Acceptance has been a word that I have returned to often this year. I accept that I have stage IV cancer. I accept the moments I have sat in front of a doctor to be told treatment isn't working anymore. I accept that I lost my breasts. I accept that my life looks much different than the lives of most people my age. I accept that I have and I will continue to lose friends because of what I choose to do as my life purpose. I accept that we live in a really messed up world right now and there isn't one ounce of normalcy about it. I accept that all of these moments have happened.I cannot change them, and I accept that. Most importantly, I accept that I will likely continue to lose little pieces of me with each piece of trauma that falls upon me. I acknowledge and internally verbalize that it doesn't mean I am broken. It just means that I may look a little different each time my glass is put pack together. I have learned to be at peace with that. It is how I choose to handle my trauma.
Life is full of peaks and valleys. From experience, I know how hard it is to climb out of the valley, how traumatic that valley might feel in the moment. I know how hard it can seem to envision the view from that peak you so badly want to climb. Getting there means work and it might mean you come out with bruises and scars. It might mean that you're leaving a little piece of you in that valley and THAT'S OKAY!!!! You are still you. Your heart is still your heart. Maybe you choose to love a little harder. Maybe you choose to take that extra 10 minutes instead of rushing time away. Maybe you choose to forgive a little easier. Maybe the impact of your trauma is meant to transition you in a way that forces you to love a little harder. Maybe it forces you to re-evaluate your priorities and what brings you happiness.
As I have personally navigated trauma, loss, death, and everything in between, I have discovered new pieces of me that I personally choose to give attention to and work on. There is absolutely NO time limit on healing from a death or a traumatic experience. You owe yourself kindness and patience as you move through it. As we learn to accept what has happened and what our "new glass" looks like, I truly feel it is when we begin to heal ourselves. I truly believe it is when we begin to discover who we truly are. Give yourself permission to forgive you! Give yourself permission to heal you! Give yourself permission to accept you might be a new you!
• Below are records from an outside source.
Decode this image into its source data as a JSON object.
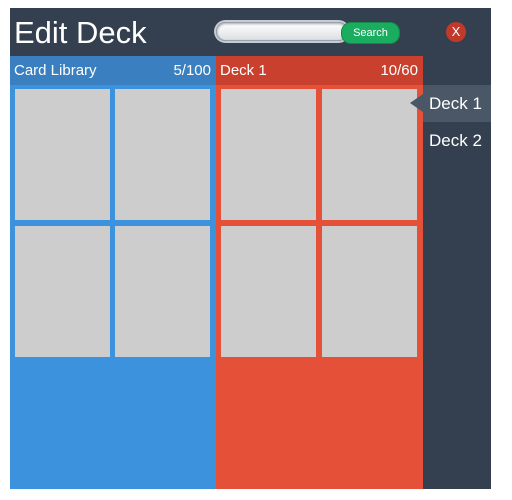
{
  "header": {
    "title": "Edit Deck",
    "search_placeholder": "",
    "search_label": "Search",
    "close_label": "X"
  },
  "library": {
    "name": "Card Library",
    "count": "5/100",
    "color": "#3c92dc",
    "card_color": "#cdcdcd"
  },
  "deck": {
    "name": "Deck 1",
    "count": "10/60",
    "color": "#e55039"
  },
  "sidebar": {
    "items": [
      {
        "label": "Deck 1",
        "active": true
      },
      {
        "label": "Deck 2",
        "active": false
      }
    ]
  },
  "colors": {
    "window_bg": "#34404f",
    "search_button": "#1aad5f",
    "close_button": "#c0392b"
  }
}
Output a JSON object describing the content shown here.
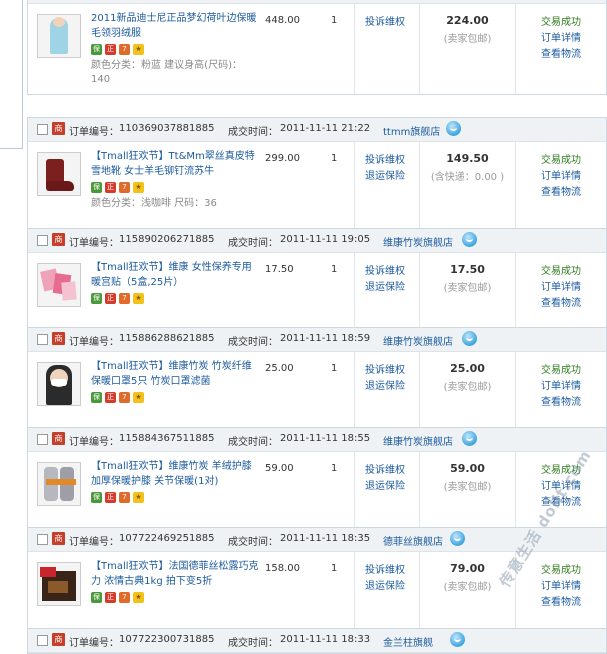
{
  "labels": {
    "order_no": "订单编号：",
    "deal_time": "成交时间：",
    "complain": "投诉维权",
    "return_insurance": "退运保险",
    "detail": "订单详情",
    "logistics": "查看物流",
    "shop_badge": "商"
  },
  "orders": [
    {
      "order_no": "",
      "time": "",
      "shop": "",
      "title": "2011新品迪士尼正品梦幻荷叶边保暖毛领羽绒服",
      "attrs": "颜色分类：粉蓝  建议身高(尺码)：140",
      "price": "448.00",
      "qty": "1",
      "total": "224.00",
      "shipping_note": "(卖家包邮)",
      "status": "交易成功",
      "has_return": false
    },
    {
      "order_no": "110369037881885",
      "time": "2011-11-11 21:22",
      "shop": "ttmm旗舰店",
      "title": "【Tmall狂欢节】Tt&Mm翠丝真皮特雪地靴 女士羊毛铆钉流苏牛",
      "attrs": "颜色分类：浅咖啡  尺码：36",
      "price": "299.00",
      "qty": "1",
      "total": "149.50",
      "shipping_note": "(含快递：0.00 )",
      "status": "交易成功",
      "has_return": true
    },
    {
      "order_no": "115890206271885",
      "time": "2011-11-11 19:05",
      "shop": "维康竹炭旗舰店",
      "title": "【Tmall狂欢节】维康 女性保养专用暖宫贴（5盒,25片）",
      "attrs": "",
      "price": "17.50",
      "qty": "1",
      "total": "17.50",
      "shipping_note": "(卖家包邮)",
      "status": "交易成功",
      "has_return": true
    },
    {
      "order_no": "115886288621885",
      "time": "2011-11-11 18:59",
      "shop": "维康竹炭旗舰店",
      "title": "【Tmall狂欢节】维康竹炭 竹炭纤维保暖口罩5只 竹炭口罩滤菌",
      "attrs": "",
      "price": "25.00",
      "qty": "1",
      "total": "25.00",
      "shipping_note": "(卖家包邮)",
      "status": "交易成功",
      "has_return": true
    },
    {
      "order_no": "115884367511885",
      "time": "2011-11-11 18:55",
      "shop": "维康竹炭旗舰店",
      "title": "【Tmall狂欢节】维康竹炭 羊绒护膝 加厚保暖护膝 关节保暖(1对)",
      "attrs": "",
      "price": "59.00",
      "qty": "1",
      "total": "59.00",
      "shipping_note": "(卖家包邮)",
      "status": "交易成功",
      "has_return": true
    },
    {
      "order_no": "107722469251885",
      "time": "2011-11-11 18:35",
      "shop": "德菲丝旗舰店",
      "title": "【Tmall狂欢节】法国德菲丝松露巧克力 浓情古典1kg 拍下变5折",
      "attrs": "",
      "price": "158.00",
      "qty": "1",
      "total": "79.00",
      "shipping_note": "(卖家包邮)",
      "status": "交易成功",
      "has_return": true
    },
    {
      "order_no": "107722300731885",
      "time": "2011-11-11 18:33",
      "shop": "金兰柱旗舰",
      "title": "",
      "attrs": "",
      "price": "",
      "qty": "",
      "total": "",
      "shipping_note": "",
      "status": "",
      "has_return": false
    }
  ],
  "watermark": "传意生活 dolit.com"
}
There is so much beauty behind it all, and what an incredible gift it is to give yourself. Whatever it is that is making you feel broken in this moment, whatever trauma you might be experiencing, I hope you can take a moment to pick up the pieces, put yourself back together, and accept that this life is so far beyond our control—and that you are never fully broken. Even if those little tiny shards are impossible to find, the beauty can simply be in the light that shines in them, the light that shines within you, and the light and love that was left inside of your heart through them.